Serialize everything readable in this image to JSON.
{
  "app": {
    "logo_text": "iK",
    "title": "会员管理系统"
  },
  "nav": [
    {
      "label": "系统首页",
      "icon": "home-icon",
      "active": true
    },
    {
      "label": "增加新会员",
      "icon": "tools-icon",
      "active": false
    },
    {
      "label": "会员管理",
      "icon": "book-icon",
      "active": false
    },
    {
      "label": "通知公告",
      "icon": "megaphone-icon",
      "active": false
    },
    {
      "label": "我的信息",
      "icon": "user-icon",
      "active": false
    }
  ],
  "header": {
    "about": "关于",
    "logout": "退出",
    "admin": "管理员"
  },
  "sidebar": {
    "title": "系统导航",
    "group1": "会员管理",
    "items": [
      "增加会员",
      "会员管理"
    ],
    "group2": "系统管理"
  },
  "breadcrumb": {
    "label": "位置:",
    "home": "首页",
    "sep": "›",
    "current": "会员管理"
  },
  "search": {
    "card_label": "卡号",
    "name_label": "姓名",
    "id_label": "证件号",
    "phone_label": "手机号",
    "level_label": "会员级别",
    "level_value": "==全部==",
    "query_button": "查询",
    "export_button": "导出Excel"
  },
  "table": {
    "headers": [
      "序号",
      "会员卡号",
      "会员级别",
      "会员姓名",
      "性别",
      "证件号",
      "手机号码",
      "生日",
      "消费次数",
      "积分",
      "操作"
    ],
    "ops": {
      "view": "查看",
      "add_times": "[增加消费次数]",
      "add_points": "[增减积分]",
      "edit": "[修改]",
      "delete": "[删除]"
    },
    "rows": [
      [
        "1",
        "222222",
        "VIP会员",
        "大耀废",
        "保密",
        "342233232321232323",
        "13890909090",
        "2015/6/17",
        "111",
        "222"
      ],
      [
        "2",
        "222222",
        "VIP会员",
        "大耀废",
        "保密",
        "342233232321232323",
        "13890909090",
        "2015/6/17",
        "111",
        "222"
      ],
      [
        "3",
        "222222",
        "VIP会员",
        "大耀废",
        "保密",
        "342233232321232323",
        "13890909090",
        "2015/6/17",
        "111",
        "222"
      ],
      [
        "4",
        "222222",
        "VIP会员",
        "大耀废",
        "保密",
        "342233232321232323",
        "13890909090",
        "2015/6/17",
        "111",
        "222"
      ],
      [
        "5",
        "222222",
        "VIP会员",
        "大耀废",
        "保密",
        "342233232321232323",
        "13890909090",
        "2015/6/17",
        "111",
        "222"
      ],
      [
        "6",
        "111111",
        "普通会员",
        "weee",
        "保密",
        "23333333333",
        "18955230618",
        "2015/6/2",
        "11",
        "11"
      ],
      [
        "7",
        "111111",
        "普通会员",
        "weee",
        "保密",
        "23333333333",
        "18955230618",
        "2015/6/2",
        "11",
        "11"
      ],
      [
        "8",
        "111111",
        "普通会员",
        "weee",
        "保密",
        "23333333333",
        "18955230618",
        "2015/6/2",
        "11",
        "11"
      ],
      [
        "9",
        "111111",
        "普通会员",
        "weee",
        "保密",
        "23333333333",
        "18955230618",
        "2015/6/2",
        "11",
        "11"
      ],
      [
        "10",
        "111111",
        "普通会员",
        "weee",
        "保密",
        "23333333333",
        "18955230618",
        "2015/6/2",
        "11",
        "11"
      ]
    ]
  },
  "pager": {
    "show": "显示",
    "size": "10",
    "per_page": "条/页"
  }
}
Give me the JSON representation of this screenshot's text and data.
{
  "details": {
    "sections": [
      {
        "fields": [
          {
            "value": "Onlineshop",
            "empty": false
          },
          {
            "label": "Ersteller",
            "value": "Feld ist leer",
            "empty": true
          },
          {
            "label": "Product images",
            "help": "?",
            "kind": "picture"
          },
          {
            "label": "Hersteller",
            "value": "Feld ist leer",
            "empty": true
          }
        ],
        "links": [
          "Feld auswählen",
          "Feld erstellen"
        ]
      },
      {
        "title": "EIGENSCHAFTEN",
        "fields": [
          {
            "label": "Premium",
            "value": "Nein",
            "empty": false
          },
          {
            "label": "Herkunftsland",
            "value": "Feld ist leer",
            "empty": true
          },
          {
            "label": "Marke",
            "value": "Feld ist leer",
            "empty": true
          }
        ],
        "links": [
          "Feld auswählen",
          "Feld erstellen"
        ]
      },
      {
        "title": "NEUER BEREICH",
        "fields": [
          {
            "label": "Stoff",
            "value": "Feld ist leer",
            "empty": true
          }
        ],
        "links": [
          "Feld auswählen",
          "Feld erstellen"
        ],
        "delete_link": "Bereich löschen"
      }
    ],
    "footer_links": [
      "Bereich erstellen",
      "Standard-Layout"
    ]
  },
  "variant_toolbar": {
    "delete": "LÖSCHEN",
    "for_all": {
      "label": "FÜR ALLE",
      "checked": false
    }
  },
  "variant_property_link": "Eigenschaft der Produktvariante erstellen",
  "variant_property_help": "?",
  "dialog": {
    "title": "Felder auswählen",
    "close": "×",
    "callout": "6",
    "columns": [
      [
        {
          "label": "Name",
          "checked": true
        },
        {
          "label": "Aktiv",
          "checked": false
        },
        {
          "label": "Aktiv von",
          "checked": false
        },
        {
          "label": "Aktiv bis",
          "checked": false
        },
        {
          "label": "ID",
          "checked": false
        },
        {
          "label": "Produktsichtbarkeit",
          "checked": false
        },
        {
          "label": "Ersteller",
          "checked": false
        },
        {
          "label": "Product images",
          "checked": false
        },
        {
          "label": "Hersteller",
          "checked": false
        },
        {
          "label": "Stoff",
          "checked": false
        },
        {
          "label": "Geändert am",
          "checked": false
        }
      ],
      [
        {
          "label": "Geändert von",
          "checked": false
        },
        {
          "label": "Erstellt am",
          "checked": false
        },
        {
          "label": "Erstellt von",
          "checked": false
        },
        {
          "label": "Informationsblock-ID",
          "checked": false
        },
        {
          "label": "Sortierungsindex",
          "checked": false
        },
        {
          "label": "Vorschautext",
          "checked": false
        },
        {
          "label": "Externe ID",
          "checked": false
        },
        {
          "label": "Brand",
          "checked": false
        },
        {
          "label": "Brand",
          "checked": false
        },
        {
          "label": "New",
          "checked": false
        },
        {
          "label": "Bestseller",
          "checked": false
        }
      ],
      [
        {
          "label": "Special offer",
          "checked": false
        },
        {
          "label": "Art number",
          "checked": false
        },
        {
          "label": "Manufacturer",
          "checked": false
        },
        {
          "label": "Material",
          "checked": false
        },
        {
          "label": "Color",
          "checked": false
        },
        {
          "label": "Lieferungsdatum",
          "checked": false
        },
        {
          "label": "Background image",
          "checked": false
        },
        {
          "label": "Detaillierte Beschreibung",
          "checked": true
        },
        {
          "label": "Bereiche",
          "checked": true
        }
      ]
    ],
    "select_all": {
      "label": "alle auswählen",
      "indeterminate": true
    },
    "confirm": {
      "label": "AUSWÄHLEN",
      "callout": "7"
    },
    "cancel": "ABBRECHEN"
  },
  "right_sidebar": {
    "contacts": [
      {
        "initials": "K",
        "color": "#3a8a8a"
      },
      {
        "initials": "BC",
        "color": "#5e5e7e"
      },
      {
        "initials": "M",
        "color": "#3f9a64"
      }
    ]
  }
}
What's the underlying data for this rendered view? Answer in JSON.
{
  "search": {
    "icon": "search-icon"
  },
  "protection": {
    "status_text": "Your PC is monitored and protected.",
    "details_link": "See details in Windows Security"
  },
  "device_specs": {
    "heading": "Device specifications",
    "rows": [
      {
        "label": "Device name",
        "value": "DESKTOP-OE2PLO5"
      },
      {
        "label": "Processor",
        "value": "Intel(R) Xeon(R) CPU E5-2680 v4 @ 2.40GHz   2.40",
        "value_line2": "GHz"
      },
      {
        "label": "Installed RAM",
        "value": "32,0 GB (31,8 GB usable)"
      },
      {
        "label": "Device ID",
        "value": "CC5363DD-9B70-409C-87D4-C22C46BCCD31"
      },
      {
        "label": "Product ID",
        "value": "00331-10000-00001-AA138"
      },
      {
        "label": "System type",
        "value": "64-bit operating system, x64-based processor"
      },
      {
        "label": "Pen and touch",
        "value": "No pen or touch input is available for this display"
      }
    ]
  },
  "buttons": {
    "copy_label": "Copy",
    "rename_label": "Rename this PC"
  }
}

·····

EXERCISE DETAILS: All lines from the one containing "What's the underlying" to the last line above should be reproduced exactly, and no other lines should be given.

SOLUTION FOR THIS PROBLEM:
What's the underlying data for this rendered view? Answer in JSON.
{
  "search": {
    "icon": "search-icon"
  },
  "protection": {
    "status_text": "Your PC is monitored and protected.",
    "details_link": "See details in Windows Security"
  },
  "device_specs": {
    "heading": "Device specifications",
    "rows": [
      {
        "label": "Device name",
        "value": "DESKTOP-OE2PLO5"
      },
      {
        "label": "Processor",
        "value": "Intel(R) Xeon(R) CPU E5-2680 v4 @ 2.40GHz   2.40",
        "value_line2": "GHz"
      },
      {
        "label": "Installed RAM",
        "value": "32,0 GB (31,8 GB usable)"
      },
      {
        "label": "Device ID",
        "value": "CC5363DD-9B70-409C-87D4-C22C46BCCD31"
      },
      {
        "label": "Product ID",
        "value": "00331-10000-00001-AA138"
      },
      {
        "label": "System type",
        "value": "64-bit operating system, x64-based processor"
      },
      {
        "label": "Pen and touch",
        "value": "No pen or touch input is available for this display"
      }
    ]
  },
  "buttons": {
    "copy_label": "Copy",
    "rename_label": "Rename this PC"
  }
}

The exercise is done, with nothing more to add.